Spatial-Temporal Rainfall Modelling with Climate Change Scenarios
A research project supported by the Department for Environment, Food and Rural Affairs
This project is funded by DEFRA as part of their Flood and Coastal Defence research program. Within this program, Broad-Scale Modelling (BSM) has been identified as a priority thematic area. BSM is required to provide a new level of decision-support for strategic assessment of flood risk and flood management, including assessment of impacts of climate and land use change. To achieve this, continuous simulation hydrological modelling is required. Continuous simulation modelling represents a major development in methodology, which has, in addition to its role in BSM, important benefits for flood design practice.
In related DEFRA-funded projects, including FD2105 Improved methods for national spatial-temporal rainfall and evaporation modelling for BSM, regionally-applicable methods for the continuous simulation of rainfall and evaporation are being developed. This project will extend these methods to represent scenarios of climate change, by linking the tools being developed in FD210 with the outputs from the latest numerical climate models to provide inputs to catchment rainfall-runoff models at appropriate temporal scales for flood estimation. A significant part of the project is devoted to incorporating climate model uncertainty into the simulation tools.

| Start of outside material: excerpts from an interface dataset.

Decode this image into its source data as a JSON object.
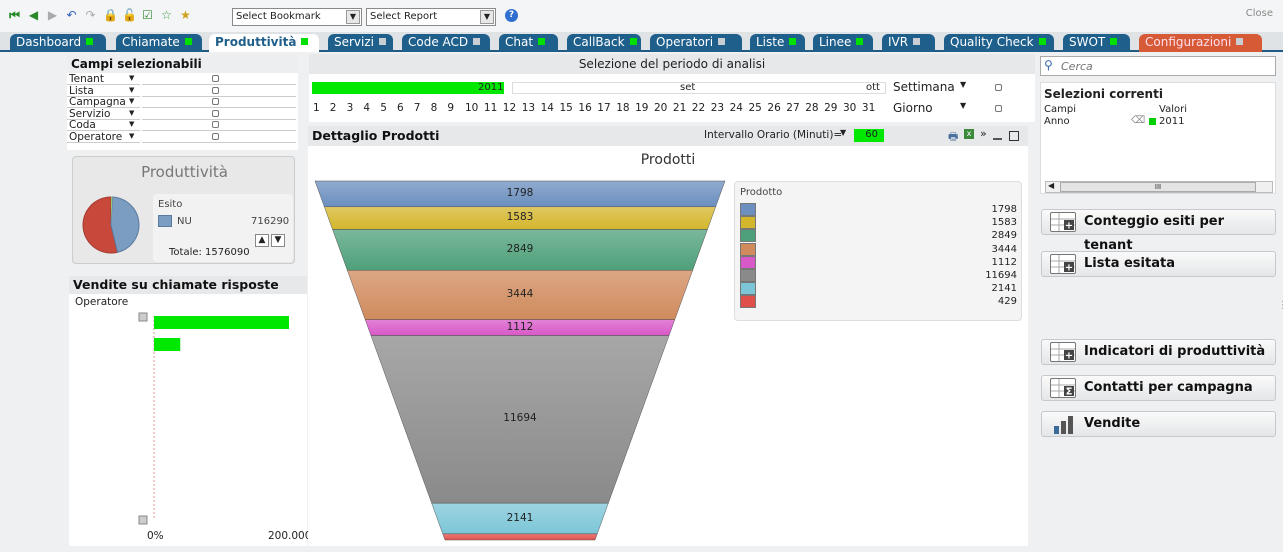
{
  "toolbar": {
    "bookmark_select": "Select Bookmark",
    "report_select": "Select Report",
    "close_label": "Close"
  },
  "tabs": [
    {
      "label": "Dashboard",
      "indicator": "#00e000"
    },
    {
      "label": "Chiamate",
      "indicator": "#00e000"
    },
    {
      "label": "Produttività",
      "indicator": "#00e000"
    },
    {
      "label": "Servizi",
      "indicator": "#c9ced4"
    },
    {
      "label": "Code ACD",
      "indicator": "#c9ced4"
    },
    {
      "label": "Chat",
      "indicator": "#00e000"
    },
    {
      "label": "CallBack",
      "indicator": "#00e000"
    },
    {
      "label": "Operatori",
      "indicator": "#c9ced4"
    },
    {
      "label": "Liste",
      "indicator": "#00e000"
    },
    {
      "label": "Linee",
      "indicator": "#00e000"
    },
    {
      "label": "IVR",
      "indicator": "#c9ced4"
    },
    {
      "label": "Quality Check",
      "indicator": "#00e000"
    },
    {
      "label": "SWOT",
      "indicator": "#00e000"
    },
    {
      "label": "Configurazioni",
      "indicator": "#c9ced4"
    }
  ],
  "campi": {
    "title": "Campi selezionabili",
    "fields": [
      "Tenant",
      "Lista",
      "Campagna",
      "Servizio",
      "Coda",
      "Operatore"
    ]
  },
  "produttivita": {
    "title": "Produttività",
    "legend_title": "Esito",
    "item_label": "NU",
    "item_value": "716290",
    "total": "Totale: 1576090",
    "share_nu": 0.4545,
    "colors": {
      "nu": "#7b9dc2",
      "other": "#c8483b",
      "thin": "#9bc76a"
    }
  },
  "vendite": {
    "title": "Vendite su chiamate risposte",
    "dimension_label": "Operatore",
    "axis_min": "0%",
    "axis_max": "200.000",
    "bars": [
      180000,
      35000
    ]
  },
  "periodo": {
    "title": "Selezione del periodo di analisi",
    "year_selected": "2011",
    "months": [
      "set",
      "ott"
    ],
    "week_label": "Settimana",
    "day_label": "Giorno",
    "days": [
      "1",
      "2",
      "3",
      "4",
      "5",
      "6",
      "7",
      "8",
      "9",
      "10",
      "11",
      "12",
      "13",
      "14",
      "15",
      "16",
      "17",
      "18",
      "19",
      "20",
      "21",
      "22",
      "23",
      "24",
      "25",
      "26",
      "27",
      "28",
      "29",
      "30",
      "31"
    ]
  },
  "dettaglio": {
    "title": "Dettaglio Prodotti",
    "interval_label": "Intervallo Orario (Minuti)=",
    "interval_value": "60"
  },
  "chart_data": {
    "type": "funnel",
    "title": "Prodotti",
    "legend_title": "Prodotto",
    "values": [
      1798,
      1583,
      2849,
      3444,
      1112,
      11694,
      2141,
      429
    ],
    "colors": [
      "#6b8fbf",
      "#d4b62c",
      "#4ea07a",
      "#d08a5c",
      "#d858c8",
      "#8a8a8a",
      "#7cc6d8",
      "#e0504a"
    ]
  },
  "search": {
    "placeholder": "Cerca"
  },
  "selezioni": {
    "title": "Selezioni correnti",
    "col_fields": "Campi",
    "col_values": "Valori",
    "row_field": "Anno",
    "row_value": "2011",
    "scroll_thumb": "III"
  },
  "buttons": [
    {
      "label": "Conteggio esiti per tenant",
      "icon": "table-icon"
    },
    {
      "label": "Lista esitata",
      "icon": "table-icon"
    },
    {
      "label": "Indicatori di produttività",
      "icon": "table-icon"
    },
    {
      "label": "Contatti per campagna",
      "icon": "sum-table-icon"
    },
    {
      "label": "Vendite",
      "icon": "bar-chart-icon"
    }
  ]
}
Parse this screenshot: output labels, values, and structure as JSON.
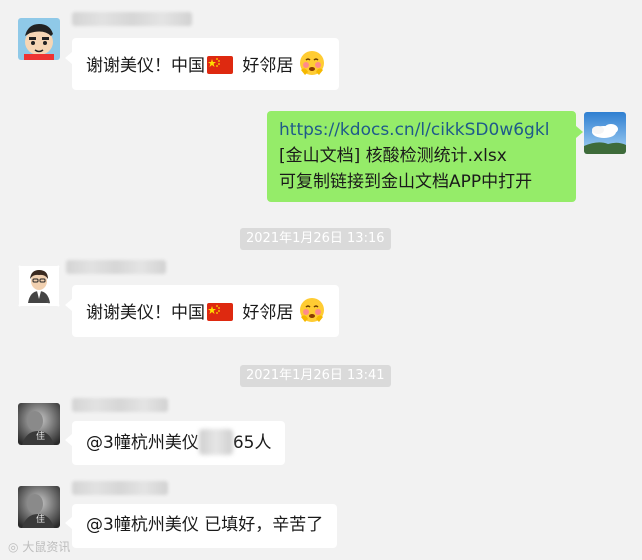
{
  "chat": {
    "messages": [
      {
        "sender": "left",
        "text_before": "谢谢美仪！中国",
        "text_after": "好邻居"
      },
      {
        "sender": "right",
        "lines": [
          "https://kdocs.cn/l/cikkSD0w6gkl",
          "[金山文档] 核酸检测统计.xlsx",
          "可复制链接到金山文档APP中打开"
        ]
      },
      {
        "sender": "left",
        "text_before": "谢谢美仪！中国",
        "text_after": "好邻居"
      },
      {
        "sender": "left",
        "text_before": "@3幢杭州美仪",
        "text_after": "65人"
      },
      {
        "sender": "left",
        "text": "@3幢杭州美仪 已填好，辛苦了"
      }
    ],
    "timestamps": [
      "2021年1月26日 13:16",
      "2021年1月26日 13:41"
    ]
  },
  "watermark": "大鼠资讯",
  "icons": {
    "flag": "china-flag-icon",
    "emoji": "blushing-face-emoji-icon"
  },
  "colors": {
    "background": "#f2f2f2",
    "bubble_self": "#95ec69",
    "bubble_other": "#ffffff",
    "timestamp_bg": "#dadada"
  }
}
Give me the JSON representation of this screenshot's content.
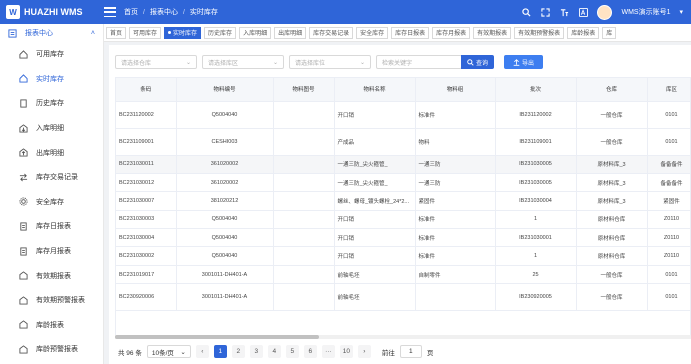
{
  "app": {
    "logo_mark": "W",
    "title": "HUAZHI WMS"
  },
  "breadcrumb": [
    "首页",
    "报表中心",
    "实时库存"
  ],
  "topbar": {
    "user_label": "WMS演示账号1"
  },
  "sidebar": {
    "header": "报表中心",
    "items": [
      {
        "label": "可用库存"
      },
      {
        "label": "实时库存"
      },
      {
        "label": "历史库存"
      },
      {
        "label": "入库明细"
      },
      {
        "label": "出库明细"
      },
      {
        "label": "库存交易记录"
      },
      {
        "label": "安全库存"
      },
      {
        "label": "库存日报表"
      },
      {
        "label": "库存月报表"
      },
      {
        "label": "有效期报表"
      },
      {
        "label": "有效期预警报表"
      },
      {
        "label": "库龄报表"
      },
      {
        "label": "库龄预警报表"
      }
    ]
  },
  "tabs": [
    "首页",
    "可用库存",
    "实时库存",
    "历史库存",
    "入库明细",
    "出库明细",
    "库存交易记录",
    "安全库存",
    "库存日报表",
    "库存月报表",
    "有效期报表",
    "有效期预警报表",
    "库龄报表",
    "库"
  ],
  "filters": {
    "warehouse_placeholder": "请选择仓库",
    "area_placeholder": "请选择库区",
    "location_placeholder": "请选择库位",
    "keyword_placeholder": "检索关键字",
    "search_label": "查询",
    "export_label": "导出"
  },
  "table": {
    "columns": [
      "条码",
      "物料编号",
      "物料图号",
      "物料名称",
      "物料组",
      "批次",
      "仓库",
      "库区"
    ],
    "rows": [
      [
        "BC231120002",
        "Q5004040",
        "",
        "开口销",
        "标准件",
        "IB231120002",
        "一般仓库",
        "0101"
      ],
      [
        "BC231109001",
        "CESHI003",
        "",
        "产成品",
        "物料",
        "IB231109001",
        "一般仓库",
        "0101"
      ],
      [
        "BC231030011",
        "361020002",
        "",
        "一通三防_尖火箍管_",
        "一通三防",
        "IB231030005",
        "原材料库_3",
        "备备备件"
      ],
      [
        "BC231030012",
        "361020002",
        "",
        "一通三防_尖火箍管_",
        "一通三防",
        "IB231030005",
        "原材料库_3",
        "备备备件"
      ],
      [
        "BC231030007",
        "381020212",
        "",
        "螺丝、螺母_镀头螺栓_24*2...",
        "紧固件",
        "IB231030004",
        "原材料库_3",
        "紧固件"
      ],
      [
        "BC231030003",
        "Q5004040",
        "",
        "开口销",
        "标准件",
        "1",
        "原材料仓库",
        "Z0110"
      ],
      [
        "BC231030004",
        "Q5004040",
        "",
        "开口销",
        "标准件",
        "IB231030001",
        "原材料仓库",
        "Z0110"
      ],
      [
        "BC231030002",
        "Q5004040",
        "",
        "开口销",
        "标准件",
        "1",
        "原材料仓库",
        "Z0110"
      ],
      [
        "BC231019017",
        "3001011-DH401-A",
        "",
        "前轴毛坯",
        "自制零件",
        "25",
        "一般仓库",
        "0101"
      ],
      [
        "BC230920006",
        "3001011-DH401-A",
        "",
        "前轴毛坯",
        "",
        "IB230920005",
        "一般仓库",
        "0101"
      ]
    ]
  },
  "pagination": {
    "total": "共 96 条",
    "page_size": "10条/页",
    "pages": [
      "1",
      "2",
      "3",
      "4",
      "5",
      "6",
      "···",
      "10"
    ],
    "goto_label": "前往",
    "goto_value": "1",
    "page_unit": "页"
  },
  "colors": {
    "primary": "#2f65d8"
  }
}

The project started in October 2003, and runs until September 2006. The research is being carried out jointly between the Statistical Science department at UCL, and the Department of Civil and Environmental Engineering at Imperial College. The research is overseen by a steering committee of experts from various organisations: see the links page for more details.
Reports - for reports and working papers related to this project, as well as presentations from a launch meeting held at CEH Wallingford on 2nd May 2007

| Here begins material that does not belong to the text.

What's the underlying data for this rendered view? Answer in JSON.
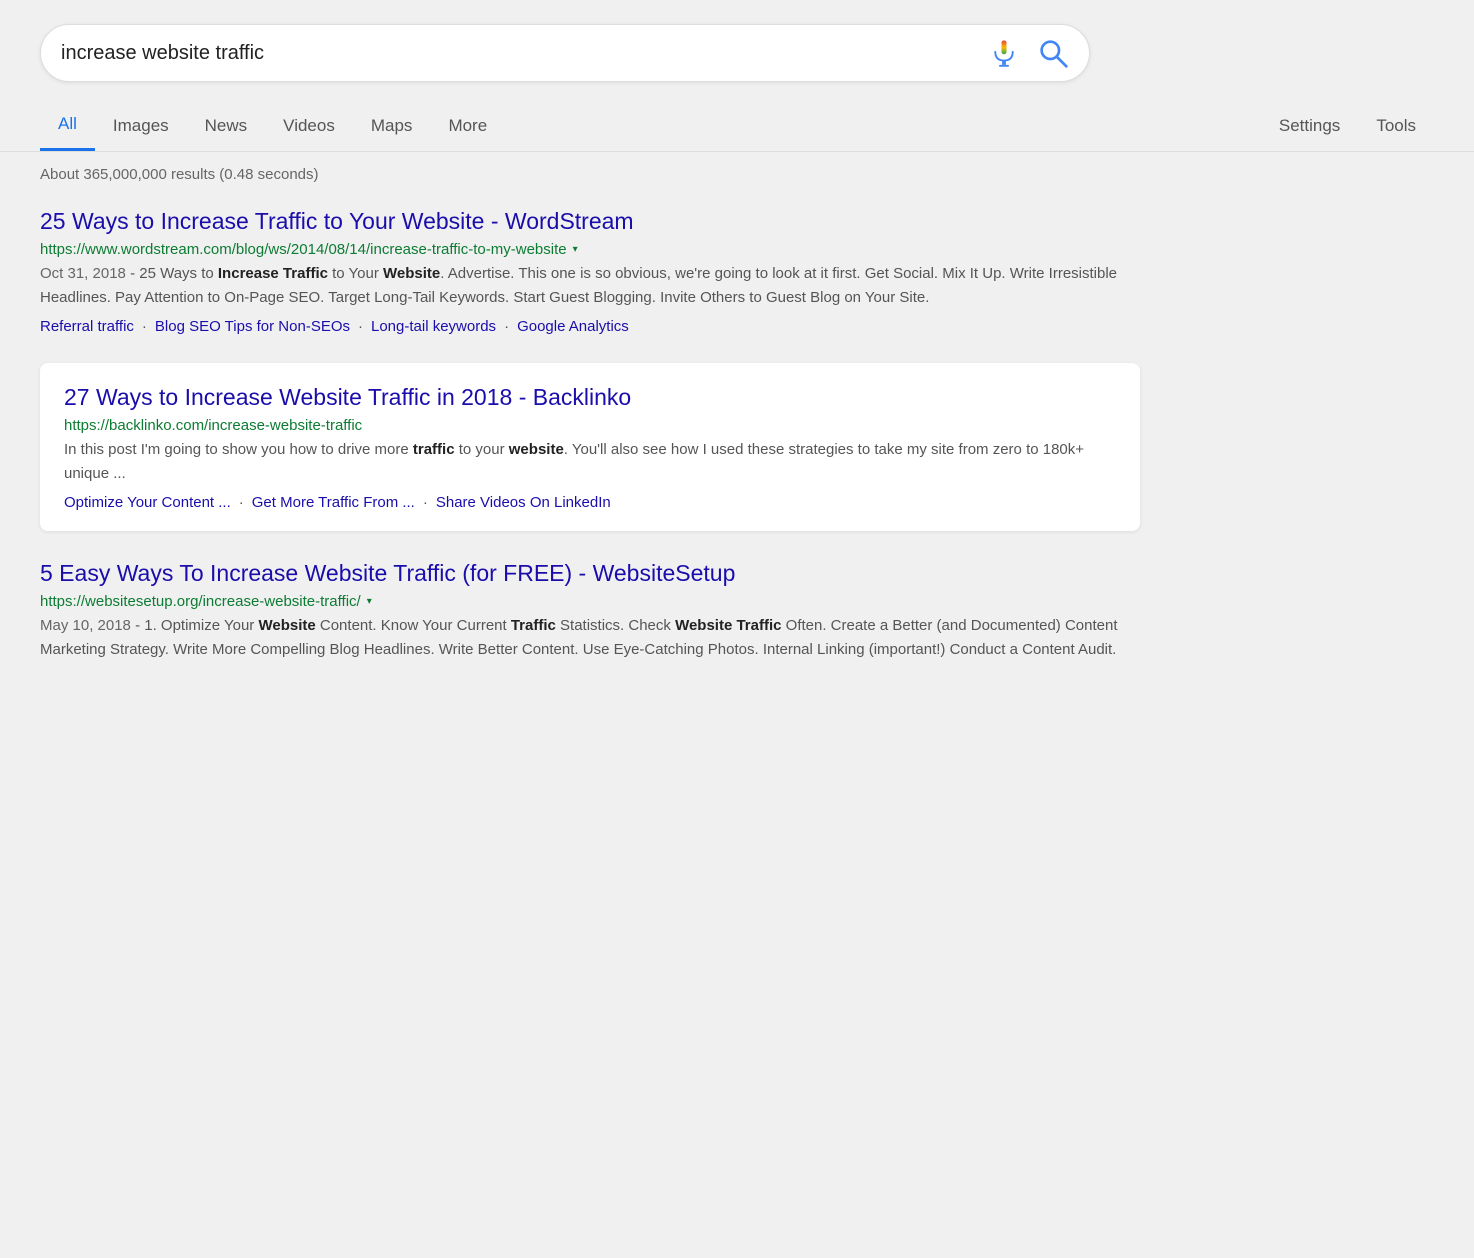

Software - software to download, arising out of work on this and related projects.
Links - to web pages of other organisations involved in the project, as well as to related resources elsewhere.
Enquiries about this project should be addressed either to Richard Chandler (email: firstname.lastname@example.org) at UCL, or to Christian Onof (email:email@example.com) at Imperial College.